▶ _Problem to solve_
Repeat the material below. Keep every line exactly as written.

*** Material for the task ***

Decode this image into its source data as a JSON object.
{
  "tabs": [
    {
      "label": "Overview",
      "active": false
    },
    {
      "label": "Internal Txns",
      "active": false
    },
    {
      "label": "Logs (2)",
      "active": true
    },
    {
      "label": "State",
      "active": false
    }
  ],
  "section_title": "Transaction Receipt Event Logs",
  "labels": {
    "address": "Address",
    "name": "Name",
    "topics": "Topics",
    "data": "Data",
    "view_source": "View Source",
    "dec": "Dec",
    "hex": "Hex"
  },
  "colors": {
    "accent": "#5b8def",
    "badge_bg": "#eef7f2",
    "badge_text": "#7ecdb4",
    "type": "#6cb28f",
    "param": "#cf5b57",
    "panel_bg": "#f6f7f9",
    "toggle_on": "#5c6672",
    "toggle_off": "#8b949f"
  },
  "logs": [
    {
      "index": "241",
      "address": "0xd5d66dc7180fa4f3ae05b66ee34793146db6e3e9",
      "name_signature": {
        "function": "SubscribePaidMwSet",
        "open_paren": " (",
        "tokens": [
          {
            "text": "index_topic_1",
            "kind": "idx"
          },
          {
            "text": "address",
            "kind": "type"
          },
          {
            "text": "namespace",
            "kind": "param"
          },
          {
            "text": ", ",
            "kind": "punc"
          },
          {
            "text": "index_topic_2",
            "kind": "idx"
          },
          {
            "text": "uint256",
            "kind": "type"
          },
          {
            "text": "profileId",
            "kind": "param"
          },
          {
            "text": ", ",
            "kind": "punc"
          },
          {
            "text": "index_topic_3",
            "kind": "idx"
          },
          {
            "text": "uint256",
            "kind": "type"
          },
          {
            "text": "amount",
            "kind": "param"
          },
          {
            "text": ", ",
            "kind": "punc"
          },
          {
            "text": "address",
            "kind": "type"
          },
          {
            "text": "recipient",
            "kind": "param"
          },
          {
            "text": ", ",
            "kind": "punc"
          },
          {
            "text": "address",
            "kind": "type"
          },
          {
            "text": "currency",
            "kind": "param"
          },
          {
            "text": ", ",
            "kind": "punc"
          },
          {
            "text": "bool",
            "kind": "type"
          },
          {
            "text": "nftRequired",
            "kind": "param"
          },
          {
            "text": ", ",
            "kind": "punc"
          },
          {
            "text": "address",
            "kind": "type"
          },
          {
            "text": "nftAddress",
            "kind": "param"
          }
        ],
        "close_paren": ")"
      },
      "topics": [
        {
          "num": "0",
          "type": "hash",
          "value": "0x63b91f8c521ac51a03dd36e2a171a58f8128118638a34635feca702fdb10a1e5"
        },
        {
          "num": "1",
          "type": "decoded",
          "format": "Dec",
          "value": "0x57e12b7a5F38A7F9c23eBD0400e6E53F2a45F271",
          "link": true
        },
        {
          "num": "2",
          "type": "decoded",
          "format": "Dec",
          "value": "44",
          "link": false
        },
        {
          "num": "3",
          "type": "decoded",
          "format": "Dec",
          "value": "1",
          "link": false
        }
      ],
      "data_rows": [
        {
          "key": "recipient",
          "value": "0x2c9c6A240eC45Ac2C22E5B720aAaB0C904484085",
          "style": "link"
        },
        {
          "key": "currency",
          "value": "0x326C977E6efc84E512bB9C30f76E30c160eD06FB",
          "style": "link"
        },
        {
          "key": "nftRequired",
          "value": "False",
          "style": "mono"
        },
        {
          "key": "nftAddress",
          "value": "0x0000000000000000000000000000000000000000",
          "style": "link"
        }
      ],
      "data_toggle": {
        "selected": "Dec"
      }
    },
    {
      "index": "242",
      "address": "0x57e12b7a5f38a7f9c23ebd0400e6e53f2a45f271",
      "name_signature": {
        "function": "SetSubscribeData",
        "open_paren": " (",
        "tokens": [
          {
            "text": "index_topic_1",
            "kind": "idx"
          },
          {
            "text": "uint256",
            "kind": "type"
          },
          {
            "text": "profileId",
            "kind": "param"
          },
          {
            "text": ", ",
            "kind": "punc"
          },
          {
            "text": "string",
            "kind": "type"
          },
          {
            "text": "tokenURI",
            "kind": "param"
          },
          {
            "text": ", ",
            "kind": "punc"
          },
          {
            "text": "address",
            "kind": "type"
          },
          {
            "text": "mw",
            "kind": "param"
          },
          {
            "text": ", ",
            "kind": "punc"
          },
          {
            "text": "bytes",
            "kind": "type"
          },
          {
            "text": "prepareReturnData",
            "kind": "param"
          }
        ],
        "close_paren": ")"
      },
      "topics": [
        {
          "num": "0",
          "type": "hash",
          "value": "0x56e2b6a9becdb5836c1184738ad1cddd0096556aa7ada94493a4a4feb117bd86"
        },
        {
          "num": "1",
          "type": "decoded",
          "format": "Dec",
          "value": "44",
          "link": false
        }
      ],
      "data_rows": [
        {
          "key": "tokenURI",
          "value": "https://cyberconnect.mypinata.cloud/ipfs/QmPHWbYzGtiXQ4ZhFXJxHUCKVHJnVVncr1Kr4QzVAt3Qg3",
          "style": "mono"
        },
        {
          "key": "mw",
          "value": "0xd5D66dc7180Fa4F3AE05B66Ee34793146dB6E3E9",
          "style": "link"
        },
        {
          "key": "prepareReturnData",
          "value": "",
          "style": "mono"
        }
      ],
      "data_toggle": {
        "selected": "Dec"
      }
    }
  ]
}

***

▶ _Answer space_
Decode this image into its source data as a JSON object.
{
  "tabs": [
    {
      "label": "Overview",
      "active": false
    },
    {
      "label": "Internal Txns",
      "active": false
    },
    {
      "label": "Logs (2)",
      "active": true
    },
    {
      "label": "State",
      "active": false
    }
  ],
  "section_title": "Transaction Receipt Event Logs",
  "labels": {
    "address": "Address",
    "name": "Name",
    "topics": "Topics",
    "data": "Data",
    "view_source": "View Source",
    "dec": "Dec",
    "hex": "Hex"
  },
  "colors": {
    "accent": "#5b8def",
    "badge_bg": "#eef7f2",
    "badge_text": "#7ecdb4",
    "type": "#6cb28f",
    "param": "#cf5b57",
    "panel_bg": "#f6f7f9",
    "toggle_on": "#5c6672",
    "toggle_off": "#8b949f"
  },
  "logs": [
    {
      "index": "241",
      "address": "0xd5d66dc7180fa4f3ae05b66ee34793146db6e3e9",
      "name_signature": {
        "function": "SubscribePaidMwSet",
        "open_paren": " (",
        "tokens": [
          {
            "text": "index_topic_1",
            "kind": "idx"
          },
          {
            "text": "address",
            "kind": "type"
          },
          {
            "text": "namespace",
            "kind": "param"
          },
          {
            "text": ", ",
            "kind": "punc"
          },
          {
            "text": "index_topic_2",
            "kind": "idx"
          },
          {
            "text": "uint256",
            "kind": "type"
          },
          {
            "text": "profileId",
            "kind": "param"
          },
          {
            "text": ", ",
            "kind": "punc"
          },
          {
            "text": "index_topic_3",
            "kind": "idx"
          },
          {
            "text": "uint256",
            "kind": "type"
          },
          {
            "text": "amount",
            "kind": "param"
          },
          {
            "text": ", ",
            "kind": "punc"
          },
          {
            "text": "address",
            "kind": "type"
          },
          {
            "text": "recipient",
            "kind": "param"
          },
          {
            "text": ", ",
            "kind": "punc"
          },
          {
            "text": "address",
            "kind": "type"
          },
          {
            "text": "currency",
            "kind": "param"
          },
          {
            "text": ", ",
            "kind": "punc"
          },
          {
            "text": "bool",
            "kind": "type"
          },
          {
            "text": "nftRequired",
            "kind": "param"
          },
          {
            "text": ", ",
            "kind": "punc"
          },
          {
            "text": "address",
            "kind": "type"
          },
          {
            "text": "nftAddress",
            "kind": "param"
          }
        ],
        "close_paren": ")"
      },
      "topics": [
        {
          "num": "0",
          "type": "hash",
          "value": "0x63b91f8c521ac51a03dd36e2a171a58f8128118638a34635feca702fdb10a1e5"
        },
        {
          "num": "1",
          "type": "decoded",
          "format": "Dec",
          "value": "0x57e12b7a5F38A7F9c23eBD0400e6E53F2a45F271",
          "link": true
        },
        {
          "num": "2",
          "type": "decoded",
          "format": "Dec",
          "value": "44",
          "link": false
        },
        {
          "num": "3",
          "type": "decoded",
          "format": "Dec",
          "value": "1",
          "link": false
        }
      ],
      "data_rows": [
        {
          "key": "recipient",
          "value": "0x2c9c6A240eC45Ac2C22E5B720aAaB0C904484085",
          "style": "link"
        },
        {
          "key": "currency",
          "value": "0x326C977E6efc84E512bB9C30f76E30c160eD06FB",
          "style": "link"
        },
        {
          "key": "nftRequired",
          "value": "False",
          "style": "mono"
        },
        {
          "key": "nftAddress",
          "value": "0x0000000000000000000000000000000000000000",
          "style": "link"
        }
      ],
      "data_toggle": {
        "selected": "Dec"
      }
    },
    {
      "index": "242",
      "address": "0x57e12b7a5f38a7f9c23ebd0400e6e53f2a45f271",
      "name_signature": {
        "function": "SetSubscribeData",
        "open_paren": " (",
        "tokens": [
          {
            "text": "index_topic_1",
            "kind": "idx"
          },
          {
            "text": "uint256",
            "kind": "type"
          },
          {
            "text": "profileId",
            "kind": "param"
          },
          {
            "text": ", ",
            "kind": "punc"
          },
          {
            "text": "string",
            "kind": "type"
          },
          {
            "text": "tokenURI",
            "kind": "param"
          },
          {
            "text": ", ",
            "kind": "punc"
          },
          {
            "text": "address",
            "kind": "type"
          },
          {
            "text": "mw",
            "kind": "param"
          },
          {
            "text": ", ",
            "kind": "punc"
          },
          {
            "text": "bytes",
            "kind": "type"
          },
          {
            "text": "prepareReturnData",
            "kind": "param"
          }
        ],
        "close_paren": ")"
      },
      "topics": [
        {
          "num": "0",
          "type": "hash",
          "value": "0x56e2b6a9becdb5836c1184738ad1cddd0096556aa7ada94493a4a4feb117bd86"
        },
        {
          "num": "1",
          "type": "decoded",
          "format": "Dec",
          "value": "44",
          "link": false
        }
      ],
      "data_rows": [
        {
          "key": "tokenURI",
          "value": "https://cyberconnect.mypinata.cloud/ipfs/QmPHWbYzGtiXQ4ZhFXJxHUCKVHJnVVncr1Kr4QzVAt3Qg3",
          "style": "mono"
        },
        {
          "key": "mw",
          "value": "0xd5D66dc7180Fa4F3AE05B66Ee34793146dB6E3E9",
          "style": "link"
        },
        {
          "key": "prepareReturnData",
          "value": "",
          "style": "mono"
        }
      ],
      "data_toggle": {
        "selected": "Dec"
      }
    }
  ]
}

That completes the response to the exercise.